Every line in the data below that includes "JSON" belongs in the answer, copied as it stands.
··········
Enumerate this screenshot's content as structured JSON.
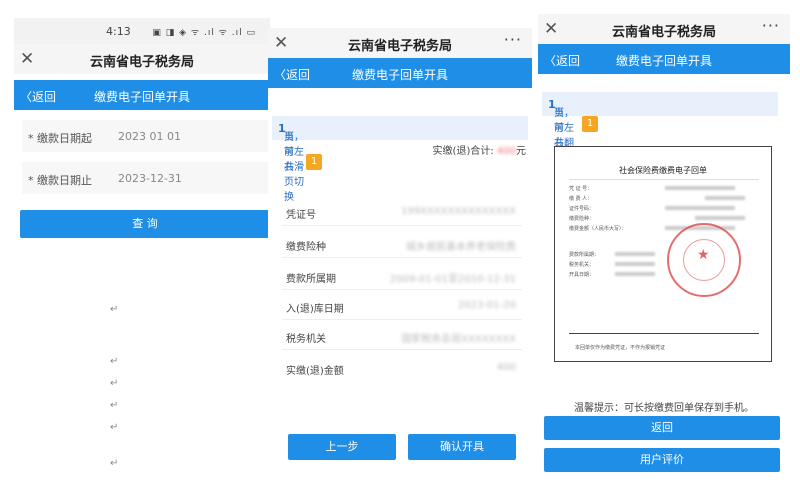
{
  "panel1": {
    "status_time": "4:13",
    "status_icons": "▣ ◨ ◈ ᯤ .ıl ᯤ .ıl ▭",
    "window_title": "云南省电子税务局",
    "back_label": "返回",
    "nav_title": "缴费电子回单开具",
    "fields": [
      {
        "label": "* 缴款日期起",
        "value": "2023 01 01"
      },
      {
        "label": "* 缴款日期止",
        "value": "2023-12-31"
      }
    ],
    "query_label": "查 询",
    "return_marks": [
      "↵",
      "↵",
      "↵",
      "↵",
      "↵",
      "↵"
    ]
  },
  "panel2": {
    "window_title": "云南省电子税务局",
    "more": "···",
    "back_label": "返回",
    "nav_title": "缴费电子回单开具",
    "page_prefix": "当前共",
    "page_num": "1",
    "page_suffix": "页，可左右滑页切换",
    "total_label": "实缴(退)合计:",
    "total_value": "400",
    "total_unit": "元",
    "badge": "1",
    "rows": [
      {
        "key": "凭证号",
        "value": "199XXXXXXXXXXXXXX"
      },
      {
        "key": "缴费险种",
        "value": "城乡居民基本养老保险费"
      },
      {
        "key": "费款所属期",
        "value": "2009-01-01至2010-12-31"
      },
      {
        "key": "入(退)库日期",
        "value": "2023-01-20"
      },
      {
        "key": "税务机关",
        "value": "国家税务总局XXXXXXXX"
      },
      {
        "key": "实缴(退)金额",
        "value": "400"
      }
    ],
    "prev_label": "上一步",
    "confirm_label": "确认开具"
  },
  "panel3": {
    "window_title": "云南省电子税务局",
    "more": "···",
    "back_label": "返回",
    "nav_title": "缴费电子回单开具",
    "page_prefix": "当前共",
    "page_num": "1",
    "page_suffix": "页，可左右翻页切换",
    "badge": "1",
    "receipt_title": "社会保险费缴费电子回单",
    "receipt_labels": [
      "凭 证 号：",
      "缴 费 人：",
      "证件号码：",
      "缴费险种：",
      "缴费金额（人民币大写）：",
      "费款所属期：",
      "税务机关：",
      "开具日期："
    ],
    "receipt_footer": "本回单仅作为缴费凭证，不作为报销凭证",
    "tip": "温馨提示：可长按缴费回单保存到手机。",
    "return_label": "返回",
    "rate_label": "用户评价"
  }
}
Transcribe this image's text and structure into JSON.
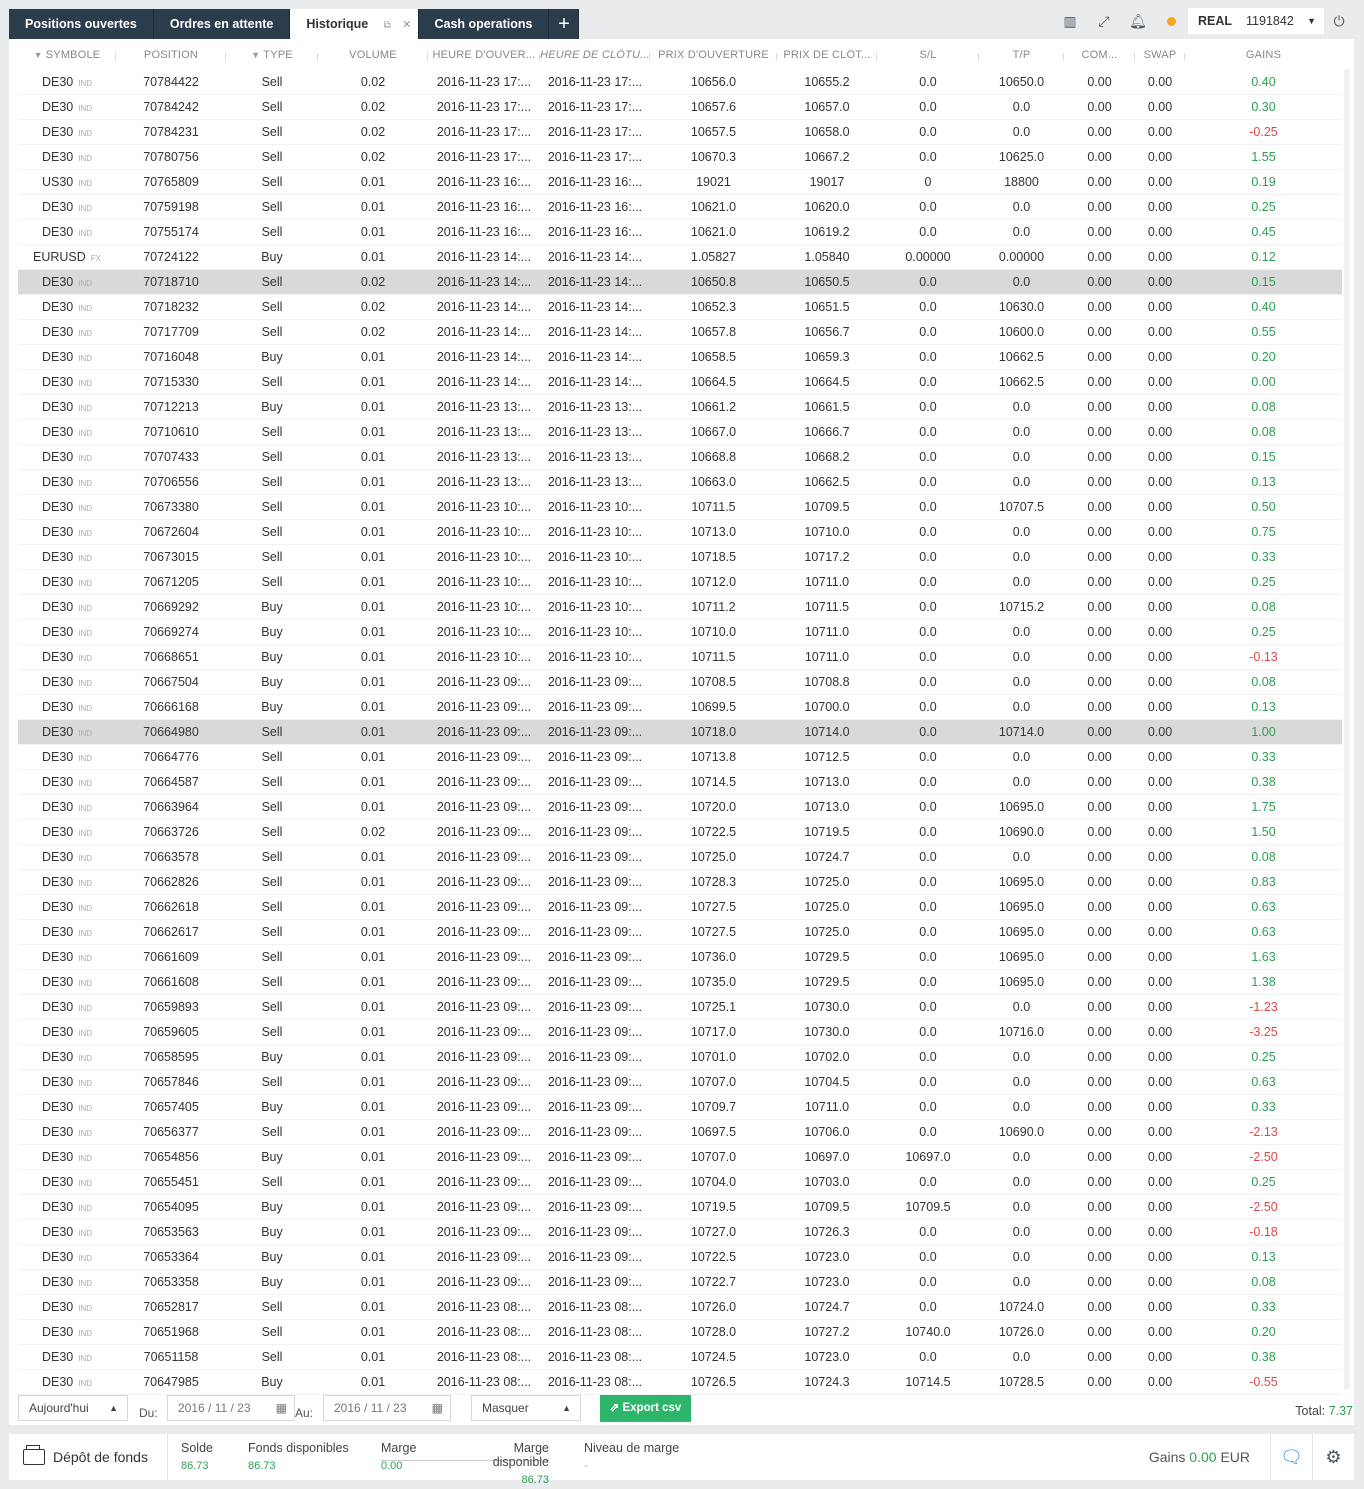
{
  "tabs": [
    {
      "label": "Positions ouvertes",
      "active": false
    },
    {
      "label": "Ordres en attente",
      "active": false
    },
    {
      "label": "Historique",
      "active": true
    },
    {
      "label": "Cash operations",
      "active": false
    }
  ],
  "account": {
    "type": "REAL",
    "number": "1191842",
    "status_color": "#f5a623"
  },
  "columns": [
    "SYMBOLE",
    "POSITION",
    "TYPE",
    "VOLUME",
    "HEURE D'OUVER...",
    "HEURE DE CLÔTU...",
    "PRIX D'OUVERTURE",
    "PRIX DE CLÔT...",
    "S/L",
    "T/P",
    "COM...",
    "SWAP",
    "GAINS"
  ],
  "rows": [
    [
      "DE30",
      "IND",
      "70784422",
      "Sell",
      "0.02",
      "2016-11-23 17:...",
      "2016-11-23 17:...",
      "10656.0",
      "10655.2",
      "0.0",
      "10650.0",
      "0.00",
      "0.00",
      "0.40"
    ],
    [
      "DE30",
      "IND",
      "70784242",
      "Sell",
      "0.02",
      "2016-11-23 17:...",
      "2016-11-23 17:...",
      "10657.6",
      "10657.0",
      "0.0",
      "0.0",
      "0.00",
      "0.00",
      "0.30"
    ],
    [
      "DE30",
      "IND",
      "70784231",
      "Sell",
      "0.02",
      "2016-11-23 17:...",
      "2016-11-23 17:...",
      "10657.5",
      "10658.0",
      "0.0",
      "0.0",
      "0.00",
      "0.00",
      "-0.25"
    ],
    [
      "DE30",
      "IND",
      "70780756",
      "Sell",
      "0.02",
      "2016-11-23 17:...",
      "2016-11-23 17:...",
      "10670.3",
      "10667.2",
      "0.0",
      "10625.0",
      "0.00",
      "0.00",
      "1.55"
    ],
    [
      "US30",
      "IND",
      "70765809",
      "Sell",
      "0.01",
      "2016-11-23 16:...",
      "2016-11-23 16:...",
      "19021",
      "19017",
      "0",
      "18800",
      "0.00",
      "0.00",
      "0.19"
    ],
    [
      "DE30",
      "IND",
      "70759198",
      "Sell",
      "0.01",
      "2016-11-23 16:...",
      "2016-11-23 16:...",
      "10621.0",
      "10620.0",
      "0.0",
      "0.0",
      "0.00",
      "0.00",
      "0.25"
    ],
    [
      "DE30",
      "IND",
      "70755174",
      "Sell",
      "0.01",
      "2016-11-23 16:...",
      "2016-11-23 16:...",
      "10621.0",
      "10619.2",
      "0.0",
      "0.0",
      "0.00",
      "0.00",
      "0.45"
    ],
    [
      "EURUSD",
      "FX",
      "70724122",
      "Buy",
      "0.01",
      "2016-11-23 14:...",
      "2016-11-23 14:...",
      "1.05827",
      "1.05840",
      "0.00000",
      "0.00000",
      "0.00",
      "0.00",
      "0.12"
    ],
    [
      "DE30",
      "IND",
      "70718710",
      "Sell",
      "0.02",
      "2016-11-23 14:...",
      "2016-11-23 14:...",
      "10650.8",
      "10650.5",
      "0.0",
      "0.0",
      "0.00",
      "0.00",
      "0.15"
    ],
    [
      "DE30",
      "IND",
      "70718232",
      "Sell",
      "0.02",
      "2016-11-23 14:...",
      "2016-11-23 14:...",
      "10652.3",
      "10651.5",
      "0.0",
      "10630.0",
      "0.00",
      "0.00",
      "0.40"
    ],
    [
      "DE30",
      "IND",
      "70717709",
      "Sell",
      "0.02",
      "2016-11-23 14:...",
      "2016-11-23 14:...",
      "10657.8",
      "10656.7",
      "0.0",
      "10600.0",
      "0.00",
      "0.00",
      "0.55"
    ],
    [
      "DE30",
      "IND",
      "70716048",
      "Buy",
      "0.01",
      "2016-11-23 14:...",
      "2016-11-23 14:...",
      "10658.5",
      "10659.3",
      "0.0",
      "10662.5",
      "0.00",
      "0.00",
      "0.20"
    ],
    [
      "DE30",
      "IND",
      "70715330",
      "Sell",
      "0.01",
      "2016-11-23 14:...",
      "2016-11-23 14:...",
      "10664.5",
      "10664.5",
      "0.0",
      "10662.5",
      "0.00",
      "0.00",
      "0.00"
    ],
    [
      "DE30",
      "IND",
      "70712213",
      "Buy",
      "0.01",
      "2016-11-23 13:...",
      "2016-11-23 13:...",
      "10661.2",
      "10661.5",
      "0.0",
      "0.0",
      "0.00",
      "0.00",
      "0.08"
    ],
    [
      "DE30",
      "IND",
      "70710610",
      "Sell",
      "0.01",
      "2016-11-23 13:...",
      "2016-11-23 13:...",
      "10667.0",
      "10666.7",
      "0.0",
      "0.0",
      "0.00",
      "0.00",
      "0.08"
    ],
    [
      "DE30",
      "IND",
      "70707433",
      "Sell",
      "0.01",
      "2016-11-23 13:...",
      "2016-11-23 13:...",
      "10668.8",
      "10668.2",
      "0.0",
      "0.0",
      "0.00",
      "0.00",
      "0.15"
    ],
    [
      "DE30",
      "IND",
      "70706556",
      "Sell",
      "0.01",
      "2016-11-23 13:...",
      "2016-11-23 13:...",
      "10663.0",
      "10662.5",
      "0.0",
      "0.0",
      "0.00",
      "0.00",
      "0.13"
    ],
    [
      "DE30",
      "IND",
      "70673380",
      "Sell",
      "0.01",
      "2016-11-23 10:...",
      "2016-11-23 10:...",
      "10711.5",
      "10709.5",
      "0.0",
      "10707.5",
      "0.00",
      "0.00",
      "0.50"
    ],
    [
      "DE30",
      "IND",
      "70672604",
      "Sell",
      "0.01",
      "2016-11-23 10:...",
      "2016-11-23 10:...",
      "10713.0",
      "10710.0",
      "0.0",
      "0.0",
      "0.00",
      "0.00",
      "0.75"
    ],
    [
      "DE30",
      "IND",
      "70673015",
      "Sell",
      "0.01",
      "2016-11-23 10:...",
      "2016-11-23 10:...",
      "10718.5",
      "10717.2",
      "0.0",
      "0.0",
      "0.00",
      "0.00",
      "0.33"
    ],
    [
      "DE30",
      "IND",
      "70671205",
      "Sell",
      "0.01",
      "2016-11-23 10:...",
      "2016-11-23 10:...",
      "10712.0",
      "10711.0",
      "0.0",
      "0.0",
      "0.00",
      "0.00",
      "0.25"
    ],
    [
      "DE30",
      "IND",
      "70669292",
      "Buy",
      "0.01",
      "2016-11-23 10:...",
      "2016-11-23 10:...",
      "10711.2",
      "10711.5",
      "0.0",
      "10715.2",
      "0.00",
      "0.00",
      "0.08"
    ],
    [
      "DE30",
      "IND",
      "70669274",
      "Buy",
      "0.01",
      "2016-11-23 10:...",
      "2016-11-23 10:...",
      "10710.0",
      "10711.0",
      "0.0",
      "0.0",
      "0.00",
      "0.00",
      "0.25"
    ],
    [
      "DE30",
      "IND",
      "70668651",
      "Buy",
      "0.01",
      "2016-11-23 10:...",
      "2016-11-23 10:...",
      "10711.5",
      "10711.0",
      "0.0",
      "0.0",
      "0.00",
      "0.00",
      "-0.13"
    ],
    [
      "DE30",
      "IND",
      "70667504",
      "Buy",
      "0.01",
      "2016-11-23 09:...",
      "2016-11-23 09:...",
      "10708.5",
      "10708.8",
      "0.0",
      "0.0",
      "0.00",
      "0.00",
      "0.08"
    ],
    [
      "DE30",
      "IND",
      "70666168",
      "Buy",
      "0.01",
      "2016-11-23 09:...",
      "2016-11-23 09:...",
      "10699.5",
      "10700.0",
      "0.0",
      "0.0",
      "0.00",
      "0.00",
      "0.13"
    ],
    [
      "DE30",
      "IND",
      "70664980",
      "Sell",
      "0.01",
      "2016-11-23 09:...",
      "2016-11-23 09:...",
      "10718.0",
      "10714.0",
      "0.0",
      "10714.0",
      "0.00",
      "0.00",
      "1.00"
    ],
    [
      "DE30",
      "IND",
      "70664776",
      "Sell",
      "0.01",
      "2016-11-23 09:...",
      "2016-11-23 09:...",
      "10713.8",
      "10712.5",
      "0.0",
      "0.0",
      "0.00",
      "0.00",
      "0.33"
    ],
    [
      "DE30",
      "IND",
      "70664587",
      "Sell",
      "0.01",
      "2016-11-23 09:...",
      "2016-11-23 09:...",
      "10714.5",
      "10713.0",
      "0.0",
      "0.0",
      "0.00",
      "0.00",
      "0.38"
    ],
    [
      "DE30",
      "IND",
      "70663964",
      "Sell",
      "0.01",
      "2016-11-23 09:...",
      "2016-11-23 09:...",
      "10720.0",
      "10713.0",
      "0.0",
      "10695.0",
      "0.00",
      "0.00",
      "1.75"
    ],
    [
      "DE30",
      "IND",
      "70663726",
      "Sell",
      "0.02",
      "2016-11-23 09:...",
      "2016-11-23 09:...",
      "10722.5",
      "10719.5",
      "0.0",
      "10690.0",
      "0.00",
      "0.00",
      "1.50"
    ],
    [
      "DE30",
      "IND",
      "70663578",
      "Sell",
      "0.01",
      "2016-11-23 09:...",
      "2016-11-23 09:...",
      "10725.0",
      "10724.7",
      "0.0",
      "0.0",
      "0.00",
      "0.00",
      "0.08"
    ],
    [
      "DE30",
      "IND",
      "70662826",
      "Sell",
      "0.01",
      "2016-11-23 09:...",
      "2016-11-23 09:...",
      "10728.3",
      "10725.0",
      "0.0",
      "10695.0",
      "0.00",
      "0.00",
      "0.83"
    ],
    [
      "DE30",
      "IND",
      "70662618",
      "Sell",
      "0.01",
      "2016-11-23 09:...",
      "2016-11-23 09:...",
      "10727.5",
      "10725.0",
      "0.0",
      "10695.0",
      "0.00",
      "0.00",
      "0.63"
    ],
    [
      "DE30",
      "IND",
      "70662617",
      "Sell",
      "0.01",
      "2016-11-23 09:...",
      "2016-11-23 09:...",
      "10727.5",
      "10725.0",
      "0.0",
      "10695.0",
      "0.00",
      "0.00",
      "0.63"
    ],
    [
      "DE30",
      "IND",
      "70661609",
      "Sell",
      "0.01",
      "2016-11-23 09:...",
      "2016-11-23 09:...",
      "10736.0",
      "10729.5",
      "0.0",
      "10695.0",
      "0.00",
      "0.00",
      "1.63"
    ],
    [
      "DE30",
      "IND",
      "70661608",
      "Sell",
      "0.01",
      "2016-11-23 09:...",
      "2016-11-23 09:...",
      "10735.0",
      "10729.5",
      "0.0",
      "10695.0",
      "0.00",
      "0.00",
      "1.38"
    ],
    [
      "DE30",
      "IND",
      "70659893",
      "Sell",
      "0.01",
      "2016-11-23 09:...",
      "2016-11-23 09:...",
      "10725.1",
      "10730.0",
      "0.0",
      "0.0",
      "0.00",
      "0.00",
      "-1.23"
    ],
    [
      "DE30",
      "IND",
      "70659605",
      "Sell",
      "0.01",
      "2016-11-23 09:...",
      "2016-11-23 09:...",
      "10717.0",
      "10730.0",
      "0.0",
      "10716.0",
      "0.00",
      "0.00",
      "-3.25"
    ],
    [
      "DE30",
      "IND",
      "70658595",
      "Buy",
      "0.01",
      "2016-11-23 09:...",
      "2016-11-23 09:...",
      "10701.0",
      "10702.0",
      "0.0",
      "0.0",
      "0.00",
      "0.00",
      "0.25"
    ],
    [
      "DE30",
      "IND",
      "70657846",
      "Sell",
      "0.01",
      "2016-11-23 09:...",
      "2016-11-23 09:...",
      "10707.0",
      "10704.5",
      "0.0",
      "0.0",
      "0.00",
      "0.00",
      "0.63"
    ],
    [
      "DE30",
      "IND",
      "70657405",
      "Buy",
      "0.01",
      "2016-11-23 09:...",
      "2016-11-23 09:...",
      "10709.7",
      "10711.0",
      "0.0",
      "0.0",
      "0.00",
      "0.00",
      "0.33"
    ],
    [
      "DE30",
      "IND",
      "70656377",
      "Sell",
      "0.01",
      "2016-11-23 09:...",
      "2016-11-23 09:...",
      "10697.5",
      "10706.0",
      "0.0",
      "10690.0",
      "0.00",
      "0.00",
      "-2.13"
    ],
    [
      "DE30",
      "IND",
      "70654856",
      "Buy",
      "0.01",
      "2016-11-23 09:...",
      "2016-11-23 09:...",
      "10707.0",
      "10697.0",
      "10697.0",
      "0.0",
      "0.00",
      "0.00",
      "-2.50"
    ],
    [
      "DE30",
      "IND",
      "70655451",
      "Sell",
      "0.01",
      "2016-11-23 09:...",
      "2016-11-23 09:...",
      "10704.0",
      "10703.0",
      "0.0",
      "0.0",
      "0.00",
      "0.00",
      "0.25"
    ],
    [
      "DE30",
      "IND",
      "70654095",
      "Buy",
      "0.01",
      "2016-11-23 09:...",
      "2016-11-23 09:...",
      "10719.5",
      "10709.5",
      "10709.5",
      "0.0",
      "0.00",
      "0.00",
      "-2.50"
    ],
    [
      "DE30",
      "IND",
      "70653563",
      "Buy",
      "0.01",
      "2016-11-23 09:...",
      "2016-11-23 09:...",
      "10727.0",
      "10726.3",
      "0.0",
      "0.0",
      "0.00",
      "0.00",
      "-0.18"
    ],
    [
      "DE30",
      "IND",
      "70653364",
      "Buy",
      "0.01",
      "2016-11-23 09:...",
      "2016-11-23 09:...",
      "10722.5",
      "10723.0",
      "0.0",
      "0.0",
      "0.00",
      "0.00",
      "0.13"
    ],
    [
      "DE30",
      "IND",
      "70653358",
      "Buy",
      "0.01",
      "2016-11-23 09:...",
      "2016-11-23 09:...",
      "10722.7",
      "10723.0",
      "0.0",
      "0.0",
      "0.00",
      "0.00",
      "0.08"
    ],
    [
      "DE30",
      "IND",
      "70652817",
      "Sell",
      "0.01",
      "2016-11-23 08:...",
      "2016-11-23 08:...",
      "10726.0",
      "10724.7",
      "0.0",
      "10724.0",
      "0.00",
      "0.00",
      "0.33"
    ],
    [
      "DE30",
      "IND",
      "70651968",
      "Sell",
      "0.01",
      "2016-11-23 08:...",
      "2016-11-23 08:...",
      "10728.0",
      "10727.2",
      "10740.0",
      "10726.0",
      "0.00",
      "0.00",
      "0.20"
    ],
    [
      "DE30",
      "IND",
      "70651158",
      "Sell",
      "0.01",
      "2016-11-23 08:...",
      "2016-11-23 08:...",
      "10724.5",
      "10723.0",
      "0.0",
      "0.0",
      "0.00",
      "0.00",
      "0.38"
    ],
    [
      "DE30",
      "IND",
      "70647985",
      "Buy",
      "0.01",
      "2016-11-23 08:...",
      "2016-11-23 08:...",
      "10726.5",
      "10724.3",
      "10714.5",
      "10728.5",
      "0.00",
      "0.00",
      "-0.55"
    ]
  ],
  "selected_rows": [
    8,
    26
  ],
  "filters": {
    "period": "Aujourd'hui",
    "from_label": "Du:",
    "from_date": "2016 / 11 / 23",
    "to_label": "Au:",
    "to_date": "2016 / 11 / 23",
    "mask": "Masquer",
    "export_label": "Export csv",
    "total_label": "Total:",
    "total_value": "7.37"
  },
  "footer": {
    "deposit": "Dépôt de fonds",
    "solde_label": "Solde",
    "solde_value": "86.73",
    "fonds_label": "Fonds disponibles",
    "fonds_value": "86.73",
    "marge_label": "Marge",
    "marge_value": "0.00",
    "marge_dispo_label": "Marge disponible",
    "marge_dispo_value": "86.73",
    "niveau_label": "Niveau de marge",
    "niveau_value": "-",
    "gains_label": "Gains",
    "gains_value": "0.00",
    "gains_currency": "EUR"
  },
  "colors": {
    "accent_green": "#2db56b",
    "gain_positive": "#2e9e55",
    "gain_negative": "#e04848",
    "tab_bg": "#2b3c4d"
  }
}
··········
Problem solution
Enumerate this screenshot's content as structured JSON.
Transcribe this image's text and structure into JSON.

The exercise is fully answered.